PROBLEM TO SOLVE
Your output must consist of the records printed verbatim, with the pictures excluded.

Records excerpted from a collection
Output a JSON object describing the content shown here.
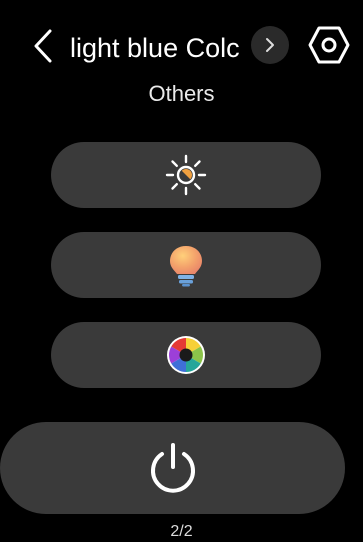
{
  "header": {
    "title": "light blue Colc",
    "subtitle": "Others"
  },
  "icons": {
    "back": "chevron-left-icon",
    "next": "chevron-right-icon",
    "settings": "gear-hexagon-icon",
    "brightness": "sun-brightness-icon",
    "bulb": "light-bulb-icon",
    "color": "color-wheel-icon",
    "power": "power-icon"
  },
  "colors": {
    "background": "#000000",
    "pill": "#3a3a3a",
    "next_button": "#2a2a2a",
    "text": "#ffffff",
    "sun_core": "#f0a040",
    "bulb_top": "#f3a16b",
    "bulb_base": "#7fb2e6"
  },
  "pager": {
    "indicator": "2/2"
  }
}
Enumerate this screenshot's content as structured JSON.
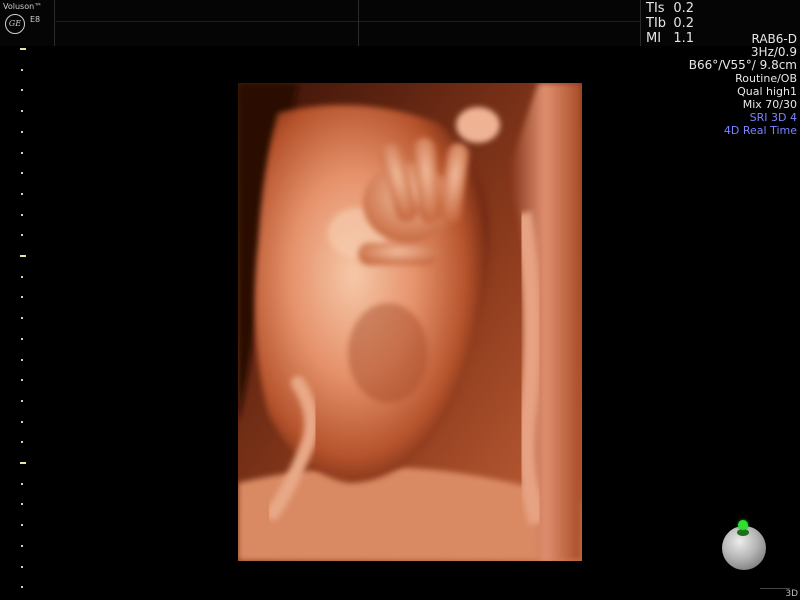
{
  "header": {
    "brand": "Voluson™",
    "logo_text": "GE",
    "model": "E8"
  },
  "safety_indices": [
    {
      "label": "TIs",
      "value": "0.2"
    },
    {
      "label": "TIb",
      "value": "0.2"
    },
    {
      "label": "MI",
      "value": "1.1"
    }
  ],
  "settings": {
    "probe": "RAB6-D",
    "freq": "3Hz/0.9",
    "angles": "B66°/V55°/ 9.8cm",
    "preset": "Routine/OB",
    "quality": "Qual high1",
    "mix": "Mix 70/30",
    "sri": "SRI 3D 4",
    "mode": "4D Real Time"
  },
  "colors": {
    "accent": "#7d83ff",
    "skin_light": "#f2b494",
    "skin_mid": "#d7744a",
    "skin_dark": "#7a2a12",
    "orientation_dot": "#2ee12e"
  },
  "viewport": {
    "mode_badge": "3D"
  }
}
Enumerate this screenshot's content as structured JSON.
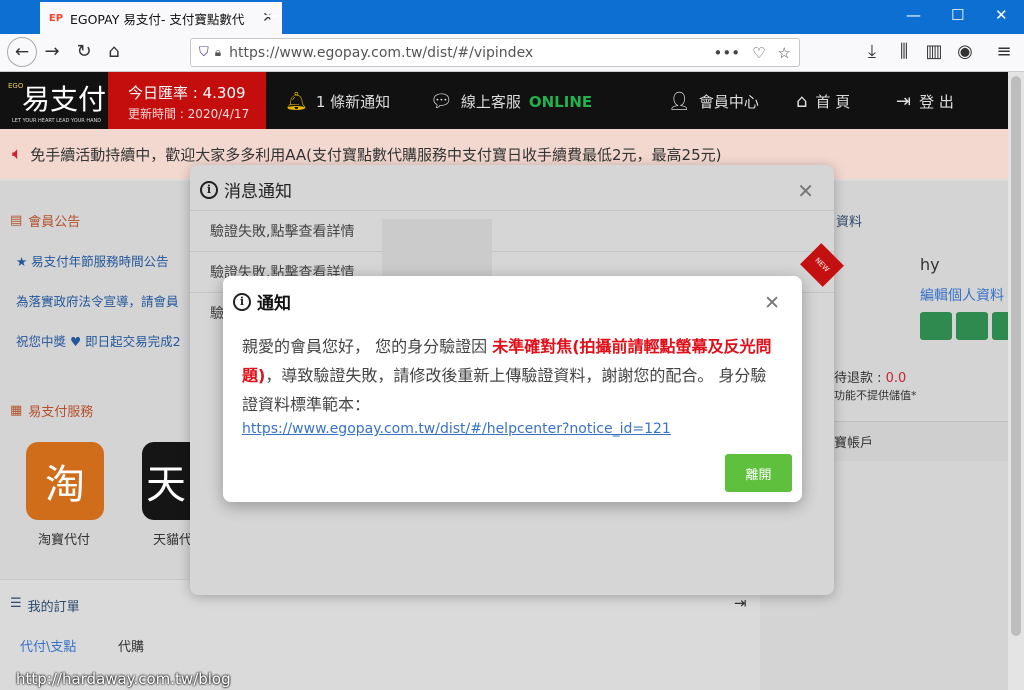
{
  "browser": {
    "tab_title": "EGOPAY 易支付- 支付寶點數代",
    "tab_favicon": "EP",
    "url": "https://www.egopay.com.tw/dist/#/vipindex"
  },
  "header": {
    "logo_text": "易支付",
    "logo_side": "EGO",
    "logo_tagline": "LET YOUR HEART LEAD YOUR HAND",
    "rate_label": "今日匯率 : 4.309",
    "rate_time": "更新時間 : 2020/4/17",
    "notifications": "1 條新通知",
    "support_label": "線上客服",
    "support_status": "ONLINE",
    "member_center": "會員中心",
    "home": "首 頁",
    "logout": "登 出"
  },
  "marquee": "免手續活動持續中，歡迎大家多多利用AA(支付寶點數代購服務中支付寶日收手續費最低2元，最高25元)",
  "left": {
    "announcements_title": "會員公告",
    "announcements": [
      "★ 易支付年節服務時間公告",
      "為落實政府法令宣導，請會員",
      "祝您中獎 ♥ 即日起交易完成2"
    ],
    "services_title": "易支付服務",
    "services": [
      "淘寶代付",
      "天貓代"
    ],
    "service_glyphs": [
      "淘",
      "天"
    ]
  },
  "right": {
    "profile_title": "資料",
    "username": "hy",
    "edit_profile": "編輯個人資料",
    "refund_label": "待退款 :",
    "refund_value": "0.0",
    "refund_note": "功能不提供儲值*",
    "account_title": "寶帳戶"
  },
  "orders": {
    "title": "我的訂單",
    "tabs": [
      "代付\\支點",
      "代購"
    ]
  },
  "message_modal": {
    "title": "消息通知",
    "rows": [
      "驗證失敗,點擊查看詳情",
      "驗證失敗,點擊查看詳情",
      "驗"
    ],
    "ribbon": "NEW"
  },
  "notice_modal": {
    "title": "通知",
    "text_before": "親愛的會員您好， 您的身分驗證因 ",
    "text_red": "未準確對焦(拍攝前請輕點螢幕及反光問題)",
    "text_after": "，導致驗證失敗，請修改後重新上傳驗證資料，謝謝您的配合。 身分驗證資料標準範本：",
    "link": "https://www.egopay.com.tw/dist/#/helpcenter?notice_id=121",
    "button": "離開"
  },
  "watermark": "http://hardaway.com.tw/blog"
}
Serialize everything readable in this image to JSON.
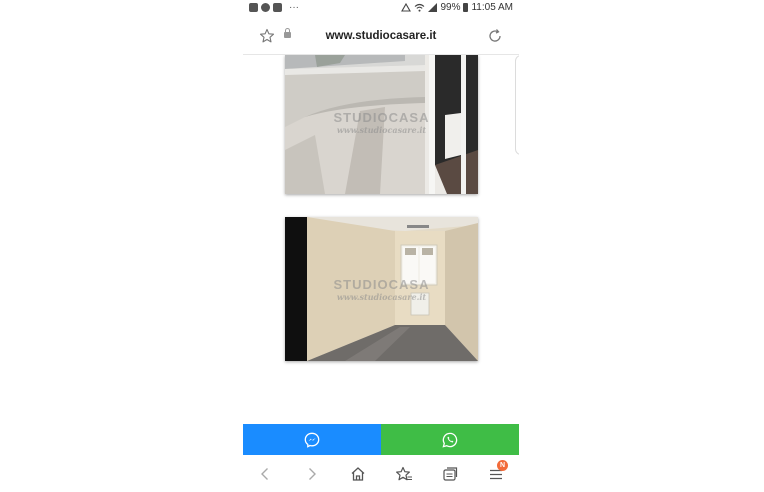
{
  "status_bar": {
    "dots": "···",
    "battery": "99%",
    "time": "11:05 AM"
  },
  "browser": {
    "url": "www.studiocasare.it"
  },
  "gallery": {
    "watermark_main": "STUDIOCASA",
    "watermark_sub": "www.studiocasare.it"
  },
  "share_bar": {
    "messenger_icon": "messenger-icon",
    "whatsapp_icon": "whatsapp-icon",
    "messenger_color": "#1a8cff",
    "whatsapp_color": "#3fbd46"
  },
  "nav": {
    "tabs_badge": "N"
  }
}
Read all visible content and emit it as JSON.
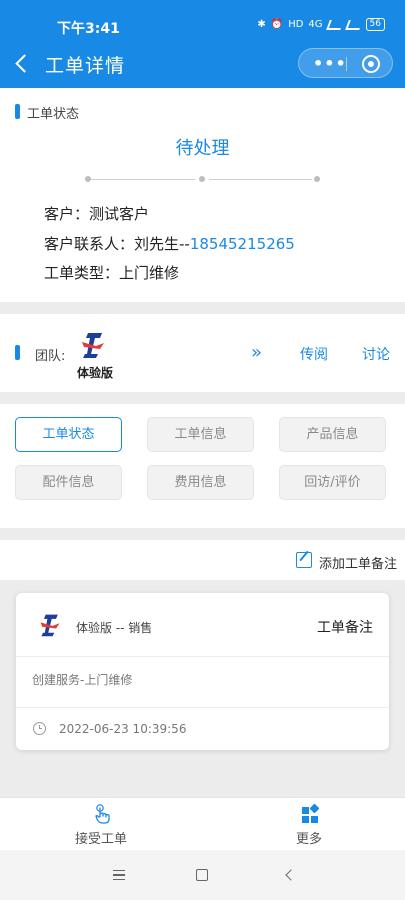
{
  "status_bar": {
    "time": "下午3:41",
    "battery": "56",
    "net1": "HD",
    "net2": "4G"
  },
  "nav": {
    "title": "工单详情",
    "more": "•••"
  },
  "status_section": {
    "label": "工单状态",
    "state": "待处理",
    "customer_label": "客户：",
    "customer": "测试客户",
    "contact_label": "客户联系人：",
    "contact_name": "刘先生--",
    "contact_phone": "18545215265",
    "type_label": "工单类型：",
    "type": "上门维修"
  },
  "team_section": {
    "label": "团队:",
    "team_name": "体验版",
    "forward_label": "传阅",
    "discuss_label": "讨论"
  },
  "tabs": [
    {
      "label": "工单状态",
      "active": true
    },
    {
      "label": "工单信息",
      "active": false
    },
    {
      "label": "产品信息",
      "active": false
    },
    {
      "label": "配件信息",
      "active": false
    },
    {
      "label": "费用信息",
      "active": false
    },
    {
      "label": "回访/评价",
      "active": false
    }
  ],
  "add_note": {
    "label": "添加工单备注"
  },
  "note": {
    "author": "体验版 -- 销售",
    "title": "工单备注",
    "body": "创建服务-上门维修",
    "time": "2022-06-23 10:39:56"
  },
  "bottom_bar": {
    "accept_label": "接受工单",
    "more_label": "更多"
  },
  "colors": {
    "primary": "#1989e6",
    "background": "#ececec"
  }
}
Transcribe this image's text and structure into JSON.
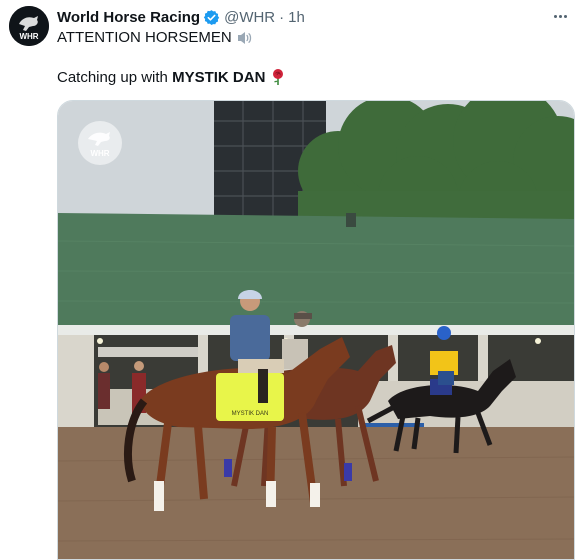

YOUR RESPONSE
Output a JSON object describing the content shown here.
{
  "header": {
    "title": "light blue Colc",
    "subtitle": "Others"
  },
  "icons": {
    "back": "chevron-left-icon",
    "next": "chevron-right-icon",
    "settings": "gear-hexagon-icon",
    "brightness": "sun-brightness-icon",
    "bulb": "light-bulb-icon",
    "color": "color-wheel-icon",
    "power": "power-icon"
  },
  "colors": {
    "background": "#000000",
    "pill": "#3a3a3a",
    "next_button": "#2a2a2a",
    "text": "#ffffff",
    "sun_core": "#f0a040",
    "bulb_top": "#f3a16b",
    "bulb_base": "#7fb2e6"
  },
  "pager": {
    "indicator": "2/2"
  }
}
Enumerate this screenshot's content as structured JSON.
{
  "header": {
    "brand": "Voluson™",
    "logo_text": "GE",
    "model": "E8"
  },
  "safety_indices": [
    {
      "label": "TIs",
      "value": "0.2"
    },
    {
      "label": "TIb",
      "value": "0.2"
    },
    {
      "label": "MI",
      "value": "1.1"
    }
  ],
  "settings": {
    "probe": "RAB6-D",
    "freq": "3Hz/0.9",
    "angles": "B66°/V55°/ 9.8cm",
    "preset": "Routine/OB",
    "quality": "Qual high1",
    "mix": "Mix 70/30",
    "sri": "SRI 3D 4",
    "mode": "4D Real Time"
  },
  "colors": {
    "accent": "#7d83ff",
    "skin_light": "#f2b494",
    "skin_mid": "#d7744a",
    "skin_dark": "#7a2a12",
    "orientation_dot": "#2ee12e"
  },
  "viewport": {
    "mode_badge": "3D"
  }
}
Enumerate this screenshot's content as structured JSON.
{
  "browser": {
    "tab_title": "EGOPAY 易支付- 支付寶點數代",
    "tab_favicon": "EP",
    "url": "https://www.egopay.com.tw/dist/#/vipindex"
  },
  "header": {
    "logo_text": "易支付",
    "logo_side": "EGO",
    "logo_tagline": "LET YOUR HEART LEAD YOUR HAND",
    "rate_label": "今日匯率 : 4.309",
    "rate_time": "更新時間 : 2020/4/17",
    "notifications": "1 條新通知",
    "support_label": "線上客服",
    "support_status": "ONLINE",
    "member_center": "會員中心",
    "home": "首 頁",
    "logout": "登 出"
  },
  "marquee": "免手續活動持續中，歡迎大家多多利用AA(支付寶點數代購服務中支付寶日收手續費最低2元，最高25元)",
  "left": {
    "announcements_title": "會員公告",
    "announcements": [
      "★ 易支付年節服務時間公告",
      "為落實政府法令宣導，請會員",
      "祝您中獎 ♥ 即日起交易完成2"
    ],
    "services_title": "易支付服務",
    "services": [
      "淘寶代付",
      "天貓代"
    ],
    "service_glyphs": [
      "淘",
      "天"
    ]
  },
  "right": {
    "profile_title": "資料",
    "username": "hy",
    "edit_profile": "編輯個人資料",
    "refund_label": "待退款 :",
    "refund_value": "0.0",
    "refund_note": "功能不提供儲值*",
    "account_title": "寶帳戶"
  },
  "orders": {
    "title": "我的訂單",
    "tabs": [
      "代付\\支點",
      "代購"
    ]
  },
  "message_modal": {
    "title": "消息通知",
    "rows": [
      "驗證失敗,點擊查看詳情",
      "驗證失敗,點擊查看詳情",
      "驗"
    ],
    "ribbon": "NEW"
  },
  "notice_modal": {
    "title": "通知",
    "text_before": "親愛的會員您好， 您的身分驗證因 ",
    "text_red": "未準確對焦(拍攝前請輕點螢幕及反光問題)",
    "text_after": "，導致驗證失敗，請修改後重新上傳驗證資料，謝謝您的配合。 身分驗證資料標準範本：",
    "link": "https://www.egopay.com.tw/dist/#/helpcenter?notice_id=121",
    "button": "離開"
  },
  "watermark": "http://hardaway.com.tw/blog"
}
Serialize everything readable in this image to JSON.
{
  "status_bar": {
    "dots": "···",
    "battery": "99%",
    "time": "11:05 AM"
  },
  "browser": {
    "url": "www.studiocasare.it"
  },
  "gallery": {
    "watermark_main": "STUDIOCASA",
    "watermark_sub": "www.studiocasare.it"
  },
  "share_bar": {
    "messenger_icon": "messenger-icon",
    "whatsapp_icon": "whatsapp-icon",
    "messenger_color": "#1a8cff",
    "whatsapp_color": "#3fbd46"
  },
  "nav": {
    "tabs_badge": "N"
  }
}
Read all visible content and emit it as JSON.
{
  "status_bar": {
    "time": "下午3:41",
    "battery": "56",
    "net1": "HD",
    "net2": "4G"
  },
  "nav": {
    "title": "工单详情",
    "more": "•••"
  },
  "status_section": {
    "label": "工单状态",
    "state": "待处理",
    "customer_label": "客户：",
    "customer": "测试客户",
    "contact_label": "客户联系人：",
    "contact_name": "刘先生--",
    "contact_phone": "18545215265",
    "type_label": "工单类型：",
    "type": "上门维修"
  },
  "team_section": {
    "label": "团队:",
    "team_name": "体验版",
    "forward_label": "传阅",
    "discuss_label": "讨论"
  },
  "tabs": [
    {
      "label": "工单状态",
      "active": true
    },
    {
      "label": "工单信息",
      "active": false
    },
    {
      "label": "产品信息",
      "active": false
    },
    {
      "label": "配件信息",
      "active": false
    },
    {
      "label": "费用信息",
      "active": false
    },
    {
      "label": "回访/评价",
      "active": false
    }
  ],
  "add_note": {
    "label": "添加工单备注"
  },
  "note": {
    "author": "体验版 -- 销售",
    "title": "工单备注",
    "body": "创建服务-上门维修",
    "time": "2022-06-23 10:39:56"
  },
  "bottom_bar": {
    "accept_label": "接受工单",
    "more_label": "更多"
  },
  "colors": {
    "primary": "#1989e6",
    "background": "#ececec"
  }
}
Transcribe this image's text and structure into JSON.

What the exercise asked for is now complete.